Following the economic downturn in 2008 and 2009, the decorators’ merchants market saw a significant decline in value of 13% over the two years. In 2010 and 2011, value growth was largely driven by rising raw material, energy and production costs being passed on to customers. In addition, higher levels of domestic RMI also contributed to overall market growth. Rising production costs have continued to drive up average prices in 2012 with value growth estimated at 5%. There are few signs of a significant upturn in the UK economic climate at present, and modest growth is forecast for 2013, largely driven by increasing average prices.
There is considerable blurring of boundaries between retail and trade sales in that a growing number of contractors are purchasing from DIY outlets, and DIYers often purchase from trade centres. A significant decline in the housing market has had a negative effect on product sales since the move to a new home is often the trigger for significant home decoration. The declining housing market and falling disposable household incomes have led to reduction in trade sales as fewer homeowners employ painters and decorators.
Severe weather during the review period, including storms and heavy snow, has driven a need for exterior redecoration and refurbishment.
The cost of home improvement projects has been steadily rising exacerbated by rising fuel and energy costs and higher priced imports. A shortage of some of the raw materials needed to manufacture resins for paint production has also contributed to recent price increases, also affecting the production of printing ink for wallcoverings.
The decorators’ merchants’ market is highly fragmented with a small number of large organisations competing with many regional and local merchants. There is also competition in the trade sector from other channels such as the builders’ merchants and some hardware specialists.
There are few signs of a significant upturn in the UK economic climate at present, and modest value growth is forecast for 2013. Prices are continuing to increase, and raw material shortages do not appear to have been addressed, so this is likely to result in continued value growth within the market. However, it is not sustainable for prices to continue to rise at a rate in excess of 5% per annum, without impacting on volume demand. If this occurs, demand for paint products will undoubtedly fall, which is likely to drive a higher level of price competition.
The future performance of the market is driven by the performance of the UK building and construction sector, influenced by both new build and repair, maintenance & improvement activities. There is likely to be a shift towards smaller RMI activities in key public sectors as spending programmes are cut, which should provide opportunities for the dÃ©cor trade sector.
In the medium term, housebuilding levels will need to increase, as there is already a significant shortage of housing, and this should benefit the market for paint, woodcare and wallcoverings. In addition, many necessary re-decoration and refurbishment projects have been deferred due to the economic situation, and these will have to be undertaken at some point, whether the economy improves or not.
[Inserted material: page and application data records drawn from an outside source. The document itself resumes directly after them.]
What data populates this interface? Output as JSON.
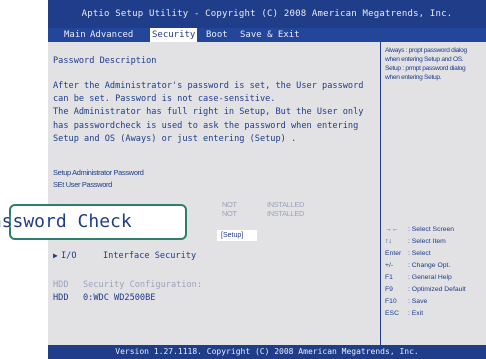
{
  "header": {
    "title": "Aptio Setup Utility - Copyright (C) 2008 American Megatrends, Inc."
  },
  "menu": {
    "tabs": [
      {
        "label": "Main"
      },
      {
        "label": "Advanced"
      },
      {
        "label": "Security",
        "active": true
      },
      {
        "label": "Boot"
      },
      {
        "label": "Save & Exit"
      }
    ]
  },
  "main": {
    "section_title": "Password Description",
    "description_lines": [
      "After the Administrator's password is set, the User password",
      "can be set. Password is not case-sensitive.",
      "The Administrator has full right in Setup, But the User only",
      "has passwordcheck is used to ask the password when entering",
      "Setup and OS (Aways) or just entering (Setup) ."
    ],
    "setup_admin_password": "Setup Administrator Password",
    "set_user_password": "SEt User Password",
    "admin_status_label": "NOT",
    "admin_status_value": "INSTALLED",
    "user_status_label": "NOT",
    "user_status_value": "INSTALLED",
    "password_check_value": "[Setup]",
    "io_arrow": "▶",
    "io_label": "I/O",
    "io_item": "Interface Security",
    "hdd_security_prefix": "HDD",
    "hdd_security_label": "Security Configuration:",
    "hdd_prefix": "HDD",
    "hdd_value": "0:WDC WD2500BE"
  },
  "help": {
    "lines": [
      "Always : propt password dialog",
      "when entering Setup and OS.",
      "Setup : prmpt password dialog",
      "when entering Setup."
    ],
    "keys": [
      {
        "key": "→←",
        "desc": ": Select Screen"
      },
      {
        "key": "↑↓",
        "desc": ": Select Item"
      },
      {
        "key": "Enter",
        "desc": ": Select"
      },
      {
        "key": "+/-",
        "desc": ": Change Opt."
      },
      {
        "key": "F1",
        "desc": ": General Help"
      },
      {
        "key": "F9",
        "desc": ": Optimized Default"
      },
      {
        "key": "F10",
        "desc": ": Save"
      },
      {
        "key": "ESC",
        "desc": ": Exit"
      }
    ]
  },
  "footer": {
    "text": "Version 1.27.1118. Copyright (C) 2008 American Megatrends, Inc."
  },
  "callout": {
    "label": "Password Check"
  },
  "colors": {
    "bios_blue": "#1f3d88",
    "panel_grey": "#e2e2e5",
    "callout_border": "#2f7d6d"
  }
}
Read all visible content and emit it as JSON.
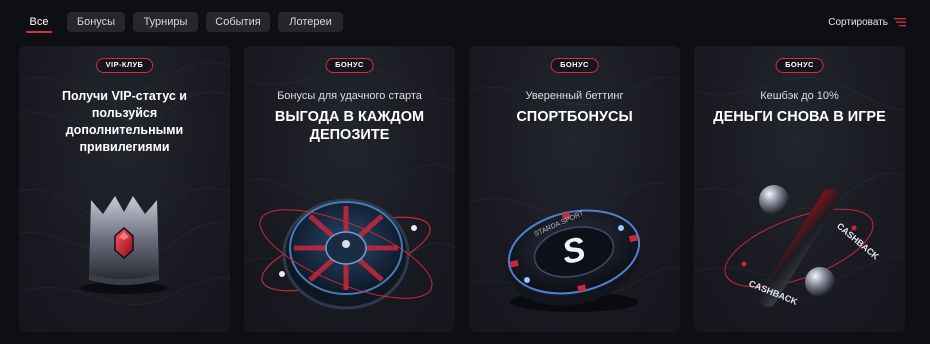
{
  "tabs": [
    {
      "label": "Все",
      "active": true
    },
    {
      "label": "Бонусы",
      "active": false
    },
    {
      "label": "Турниры",
      "active": false
    },
    {
      "label": "События",
      "active": false
    },
    {
      "label": "Лотереи",
      "active": false
    }
  ],
  "sort": {
    "label": "Сортировать",
    "icon": "sort-lines-icon"
  },
  "cards": [
    {
      "badge": "VIP-КЛУБ",
      "text": "Получи VIP-статус и пользуйся дополнительными привилегиями",
      "image": "crown-icon"
    },
    {
      "badge": "БОНУС",
      "subtitle": "Бонусы для удачного старта",
      "headline": "ВЫГОДА В КАЖДОМ ДЕПОЗИТЕ",
      "image": "roulette-icon"
    },
    {
      "badge": "БОНУС",
      "subtitle": "Уверенный беттинг",
      "headline": "СПОРТБОНУСЫ",
      "image": "sport-chip-icon",
      "chip_text": "STARDA SPORT"
    },
    {
      "badge": "БОНУС",
      "subtitle": "Кешбэк до 10%",
      "headline": "ДЕНЬГИ СНОВА В ИГРЕ",
      "image": "cashback-icon",
      "ring_text": "CASHBACK"
    }
  ],
  "colors": {
    "background": "#0e0f13",
    "accent": "#d6303c",
    "tab_bg": "#26272d",
    "card_bg": "#1a1b22"
  }
}
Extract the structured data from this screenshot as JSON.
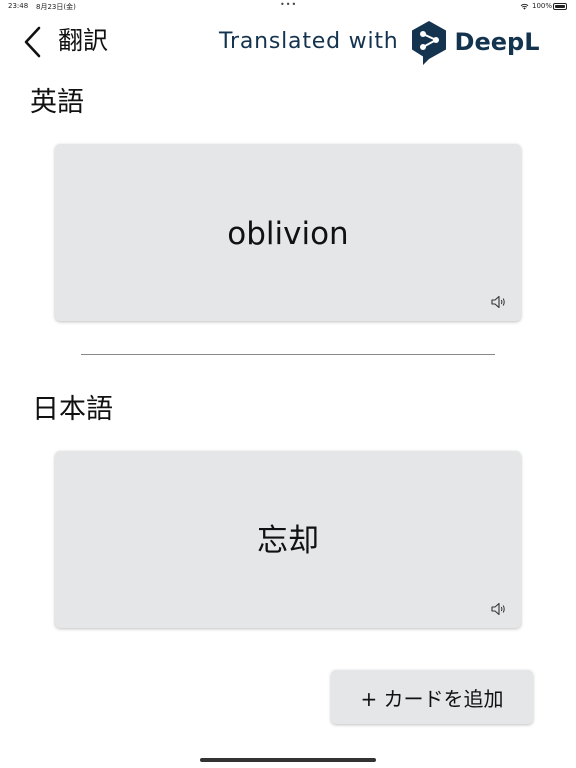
{
  "status_bar": {
    "time": "23:48",
    "date": "8月23日(金)",
    "battery": "100%",
    "icons": [
      "wifi-icon",
      "battery-icon"
    ]
  },
  "nav": {
    "title": "翻訳",
    "back_icon": "chevron-left-icon"
  },
  "credit": {
    "text": "Translated with",
    "brand": "DeepL",
    "brand_color": "#14334f"
  },
  "source": {
    "language_label": "英語",
    "word": "oblivion",
    "speaker_icon": "speaker-icon"
  },
  "target": {
    "language_label": "日本語",
    "word": "忘却",
    "speaker_icon": "speaker-icon"
  },
  "actions": {
    "add_card_label": "+ カードを追加"
  },
  "colors": {
    "card_bg": "#e5e6e7",
    "divider": "#8a8a8a"
  }
}
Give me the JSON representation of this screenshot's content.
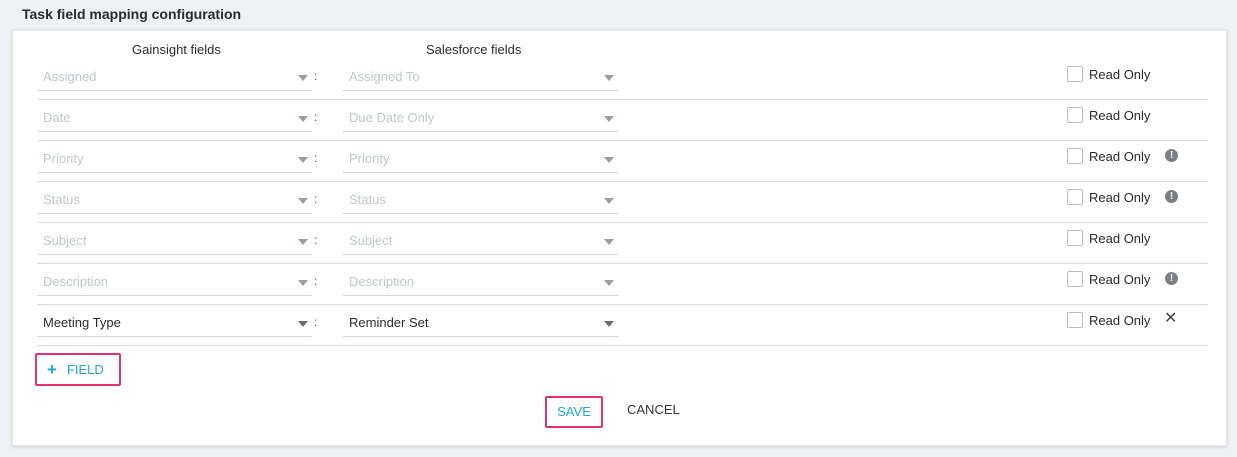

The merchants are expected to continue to build up their online activity, aimed at both trade and at retail customers. In addition, the merchants are expected to continue investing in areas of the business that improve the service and product offering to customers and increase customer loyalty.